=== Task material ===

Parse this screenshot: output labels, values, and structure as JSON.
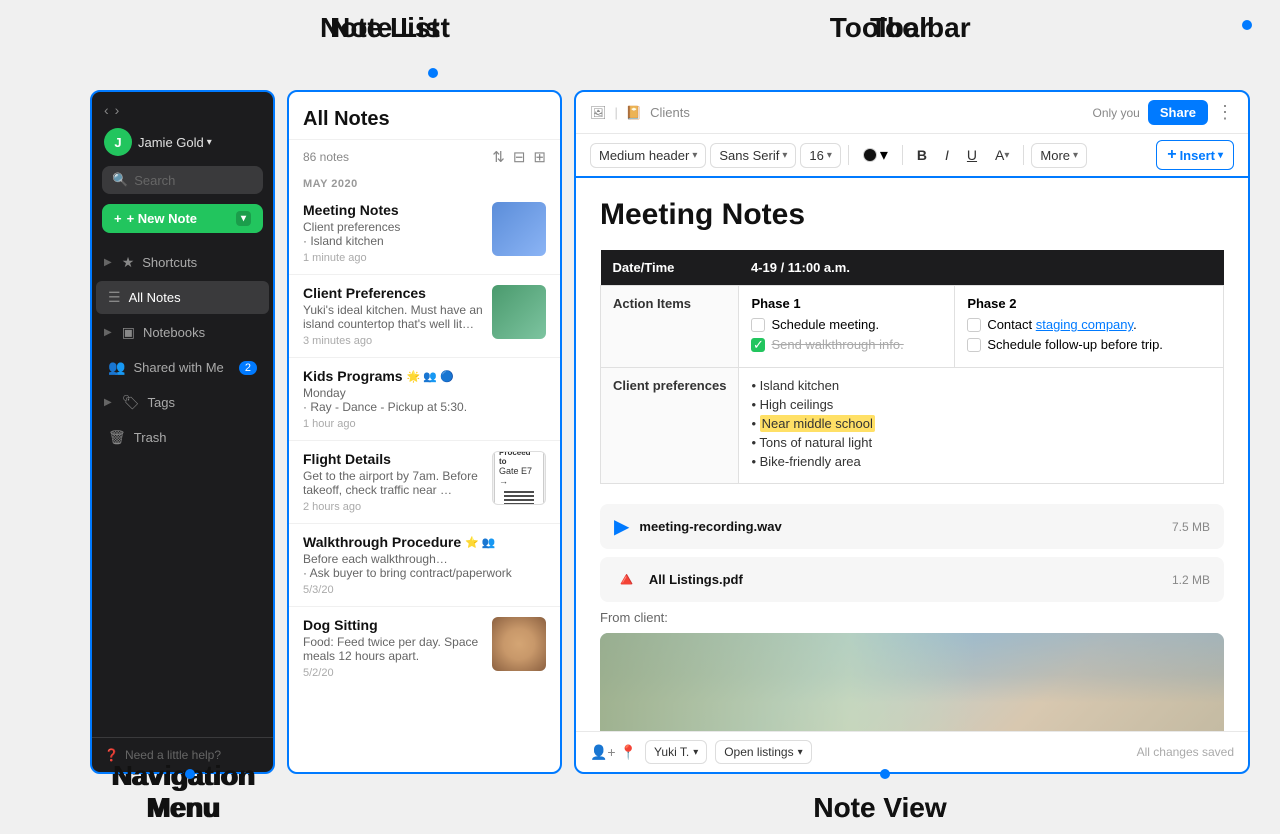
{
  "labels": {
    "note_list_heading": "Note List",
    "toolbar_heading": "Toolbar",
    "nav_heading": "Navigation Menu",
    "note_view_heading": "Note View"
  },
  "nav": {
    "back": "‹",
    "forward": "›",
    "user_name": "Jamie Gold",
    "user_initial": "J",
    "search_placeholder": "Search",
    "new_note_label": "+ New Note",
    "items": [
      {
        "id": "shortcuts",
        "icon": "★",
        "label": "Shortcuts",
        "arrow": "▶",
        "badge": null
      },
      {
        "id": "all-notes",
        "icon": "☰",
        "label": "All Notes",
        "arrow": null,
        "badge": null,
        "active": true
      },
      {
        "id": "notebooks",
        "icon": "▣",
        "label": "Notebooks",
        "arrow": "▶",
        "badge": null
      },
      {
        "id": "shared",
        "icon": "👥",
        "label": "Shared with Me",
        "arrow": null,
        "badge": "2"
      },
      {
        "id": "tags",
        "icon": "🏷",
        "label": "Tags",
        "arrow": "▶",
        "badge": null
      },
      {
        "id": "trash",
        "icon": "🗑",
        "label": "Trash",
        "arrow": null,
        "badge": null
      }
    ],
    "help_label": "Need a little help?"
  },
  "note_list": {
    "title": "All Notes",
    "count": "86 notes",
    "date_group": "MAY 2020",
    "notes": [
      {
        "id": "meeting",
        "title": "Meeting Notes",
        "preview": "Client preferences\n· Island kitchen",
        "time": "1 minute ago",
        "has_thumb": true,
        "thumb_type": "meeting"
      },
      {
        "id": "client",
        "title": "Client Preferences",
        "preview": "Yuki's ideal kitchen. Must have an island countertop that's well lit fr…",
        "time": "3 minutes ago",
        "has_thumb": true,
        "thumb_type": "client"
      },
      {
        "id": "kids",
        "title": "Kids Programs",
        "preview": "Monday\n· Ray - Dance - Pickup at 5:30.",
        "time": "1 hour ago",
        "has_thumb": false,
        "icons": "🌟 👥 🔵"
      },
      {
        "id": "flight",
        "title": "Flight Details",
        "preview": "Get to the airport by 7am. Before takeoff, check traffic near …",
        "time": "2 hours ago",
        "has_thumb": true,
        "thumb_type": "flight"
      },
      {
        "id": "walkthrough",
        "title": "Walkthrough Procedure",
        "preview": "Before each walkthrough…\n· Ask buyer to bring contract/paperwork",
        "time": "5/3/20",
        "has_thumb": false,
        "icons": "⭐ 👥"
      },
      {
        "id": "dog",
        "title": "Dog Sitting",
        "preview": "Food: Feed twice per day. Space meals 12 hours apart.",
        "time": "5/2/20",
        "has_thumb": true,
        "thumb_type": "dog"
      }
    ]
  },
  "note_view": {
    "top_bar": {
      "notebook_icon": "📔",
      "notebook_name": "Clients",
      "share_visibility": "Only you",
      "share_btn": "Share"
    },
    "toolbar": {
      "heading_dropdown": "Medium header",
      "font_dropdown": "Sans Serif",
      "size_dropdown": "16",
      "bold": "B",
      "italic": "I",
      "underline": "U",
      "highlight": "A",
      "more_dropdown": "More",
      "insert_btn": "+ Insert"
    },
    "note_title": "Meeting Notes",
    "table": {
      "headers": [
        "Date/Time",
        "4-19 / 11:00 a.m."
      ],
      "rows": [
        {
          "label": "Action Items",
          "phase1_label": "Phase 1",
          "phase1_items": [
            {
              "text": "Schedule meeting.",
              "done": false
            },
            {
              "text": "Send walkthrough info.",
              "done": true
            }
          ],
          "phase2_label": "Phase 2",
          "phase2_items": [
            {
              "text": "Contact staging company.",
              "done": false,
              "link": true
            },
            {
              "text": "Schedule follow-up before trip.",
              "done": false
            }
          ]
        }
      ],
      "client_prefs_label": "Client preferences",
      "client_prefs": [
        "Island kitchen",
        "High ceilings",
        "Near middle school",
        "Tons of natural light",
        "Bike-friendly area"
      ],
      "highlight_item": "Near middle school"
    },
    "files": [
      {
        "id": "wav",
        "icon": "▶",
        "name": "meeting-recording.wav",
        "size": "7.5 MB",
        "type": "wav"
      },
      {
        "id": "pdf",
        "icon": "🔺",
        "name": "All Listings.pdf",
        "size": "1.2 MB",
        "type": "pdf"
      }
    ],
    "from_client_label": "From client:",
    "footer": {
      "user_label": "Yuki T.",
      "listing_label": "Open listings",
      "saved_text": "All changes saved"
    }
  }
}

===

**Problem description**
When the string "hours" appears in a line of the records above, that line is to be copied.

**Result for this task**
        "time": "2 hours ago",
        "preview": "Food: Feed twice per day. Space meals 12 hours apart.",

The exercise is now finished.